  • CMS: eCQM Library Guidance for understanding and using Eligible Hospital and the Eligible Professional Clinical Quality Measures.
  • ONC: Clinical Quality Measure Feedback System ONC encourages the EHR technology developer and user communities to provide feedback regarding the implementation, structure, intent, and data elements pertaining to CQMs.
  • Questions? Contact NLM Value Set Authority Center Help.

NLM Value Set Authority Center Publishes Annual Update for 2014

The National Library of Medicine (NLM) Value Set Authority Center (VSAC), in collaboration with the Office of the National Coordinator for Health Information Technology (ONC) and Centers for Medicare & Medicaid Services (CMS), has published the annual update for the 2014 Eligible Hospital Clinical Quality Measure (CQM) Value Sets. The update includes revised value sets to address deleted and remapped codes in the latest terminology versions, as well as new codes for addressing CQM logic corrections and clarifications.
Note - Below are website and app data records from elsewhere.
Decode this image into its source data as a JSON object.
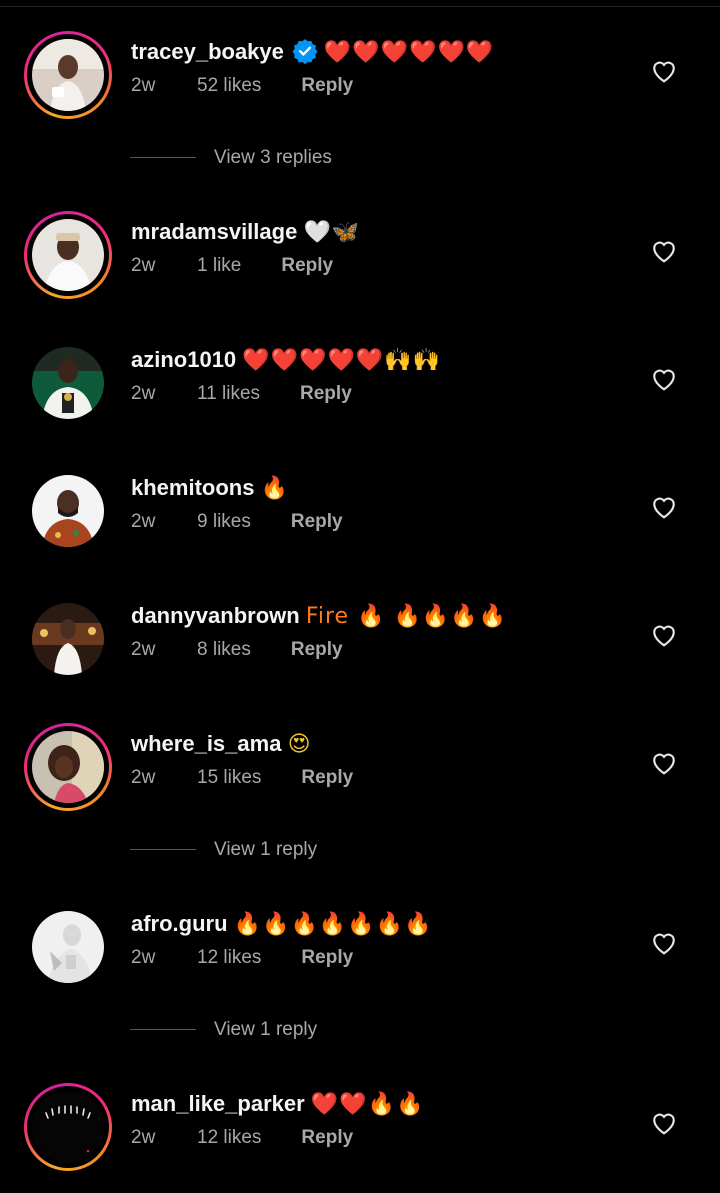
{
  "comments": [
    {
      "username": "tracey_boakye",
      "verified": true,
      "text": "❤️❤️❤️❤️❤️❤️",
      "time": "2w",
      "likes": "52 likes",
      "reply": "Reply",
      "ring": true
    },
    {
      "username": "mradamsvillage",
      "verified": false,
      "text": "🤍🦋",
      "time": "2w",
      "likes": "1 like",
      "reply": "Reply",
      "ring": true
    },
    {
      "username": "azino1010",
      "verified": false,
      "text": "❤️❤️❤️❤️❤️🙌🙌",
      "time": "2w",
      "likes": "11 likes",
      "reply": "Reply",
      "ring": false
    },
    {
      "username": "khemitoons",
      "verified": false,
      "text": "🔥",
      "time": "2w",
      "likes": "9 likes",
      "reply": "Reply",
      "ring": false
    },
    {
      "username": "dannyvanbrown",
      "verified": false,
      "text": "Fire 🔥 🔥🔥🔥🔥",
      "time": "2w",
      "likes": "8 likes",
      "reply": "Reply",
      "ring": false
    },
    {
      "username": "where_is_ama",
      "verified": false,
      "text": "😍",
      "time": "2w",
      "likes": "15 likes",
      "reply": "Reply",
      "ring": true
    },
    {
      "username": "afro.guru",
      "verified": false,
      "text": "🔥🔥🔥🔥🔥🔥🔥",
      "time": "2w",
      "likes": "12 likes",
      "reply": "Reply",
      "ring": false
    },
    {
      "username": "man_like_parker",
      "verified": false,
      "text": "❤️❤️🔥🔥",
      "time": "2w",
      "likes": "12 likes",
      "reply": "Reply",
      "ring": true
    }
  ],
  "view_replies": [
    "View 3 replies",
    "View 1 reply",
    "View 1 reply"
  ],
  "colors": {
    "background": "#000000",
    "secondary_text": "#a8a8a8",
    "verified_blue": "#0095f6"
  }
}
The Centers for Medicare & Medicaid Services (CMS) updates these electronic reporting specifications annually to ensure that the specifications align with current clinical guidelines and terminologies, and that they remain relevant and actionable within the clinical care setting.

The VSAC offers a Downloadable Resource Table, accessible from the Download tab on the VSAC Web page, that provides prepackaged downloads for the most recently updated and released 2014 CQM Value Sets, as well as for previously released versions. Access to the Value Set Authority Center requires a free Unified Medical Language System® Metathesaurus License. NLM also provides the Data Element Catalog that identifies data element names (value set names) required for capture in electronic health record technology certified under the 2014 Edition of the ONC Standards and Certification Criteria. The NLM update of the VSAC coincides with the CMS posting of the official updated 2014 Eligible Hospital Clinical Quality Measures (eCQMs).
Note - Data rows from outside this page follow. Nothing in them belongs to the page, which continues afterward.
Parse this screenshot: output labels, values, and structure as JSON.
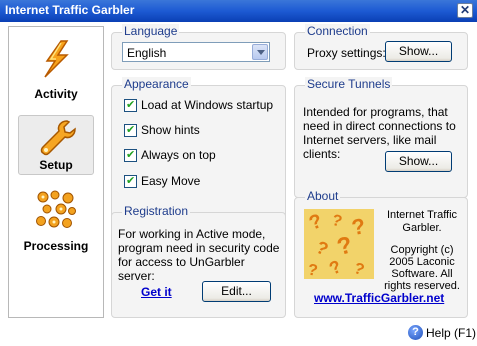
{
  "window": {
    "title": "Internet Traffic Garbler",
    "close_icon": "close-icon"
  },
  "sidebar": {
    "items": [
      {
        "label": "Activity",
        "icon": "lightning-icon"
      },
      {
        "label": "Setup",
        "icon": "wrench-icon",
        "active": true
      },
      {
        "label": "Processing",
        "icon": "gears-icon"
      }
    ]
  },
  "language": {
    "title": "Language",
    "selected": "English"
  },
  "appearance": {
    "title": "Appearance",
    "options": [
      {
        "label": "Load at Windows startup",
        "checked": true
      },
      {
        "label": "Show hints",
        "checked": true
      },
      {
        "label": "Always on top",
        "checked": true
      },
      {
        "label": "Easy Move",
        "checked": true
      }
    ]
  },
  "registration": {
    "title": "Registration",
    "text": "For working in Active mode, program need in security code for access to UnGarbler server:",
    "get_it": "Get it",
    "edit": "Edit..."
  },
  "connection": {
    "title": "Connection",
    "proxy_label": "Proxy settings:",
    "show": "Show..."
  },
  "tunnels": {
    "title": "Secure Tunnels",
    "text": "Intended for programs, that need in direct connections to Internet servers, like mail clients:",
    "show": "Show..."
  },
  "about": {
    "title": "About",
    "app_name": "Internet Traffic Garbler.",
    "copyright": "Copyright (c) 2005 Laconic Software. All rights reserved.",
    "url": "www.TrafficGarbler.net"
  },
  "status": {
    "help": "Help (F1)"
  },
  "colors": {
    "title_bar": "#1d5ad3",
    "group_title": "#1e3c8c",
    "link": "#0000cc"
  }
}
The following additional resources are available to help health care providers and vendors navigate the 2014 CQMs:

MedlinePlus Connect now Supports ICD-10-CM!

MedlinePlus ConnectMedlinePlus Connect now supports queries using ICD-10-CM codes. Upon receiving a problem code request with an ICD-10-CM code, MedlinePlus Connect returns relevant, patient-friendly health information from MedlinePlus, Genetics Home Reference, and other reliable health resources. MedlinePlus Connect will continue to support ICD-9-CM and SNOMED CT codes for problem code requests.

Learn more on the MedlinePlus Connect Web application documentation and Web service documentation webpages!

Patient Safety Awareness Week: March 2-8, 2014!

March 2-8, 2014, is Patient Safety Awareness Week, established by the National Patient Safety Foundation (NPSF), which supports “Creating a world where patients and those who care for them are free from harm.” The National Library of Medicine (NLM) supports the work to keep patients and healthcare providers free from harm by making available quality health information. Following is information from the NLM MedlinePlus Patient Safety health topic Web page that describes actions patients can take:

You can help prevent medical errors by being an active member of your health care team. Research shows that patients who are more involved with their care tend to get better results. To reduce the risk of medical errors, you can:

  • Ask questions if you have doubts or concerns. Take a relative or friend to your doctor appointment to help you ask questions and understand answers.
  • Make sure you understand what will happen if you need surgery.
  • Tell your health care provider(s) about all the medicines you take, including over-the-counter drugs and dietary supplements. Tell them if you have any allergies or bad reactions to anesthesia. Make sure you know how to take your medications correctly.
  • Get a second opinion about treatment options.
  • Keep a copy of your own health history.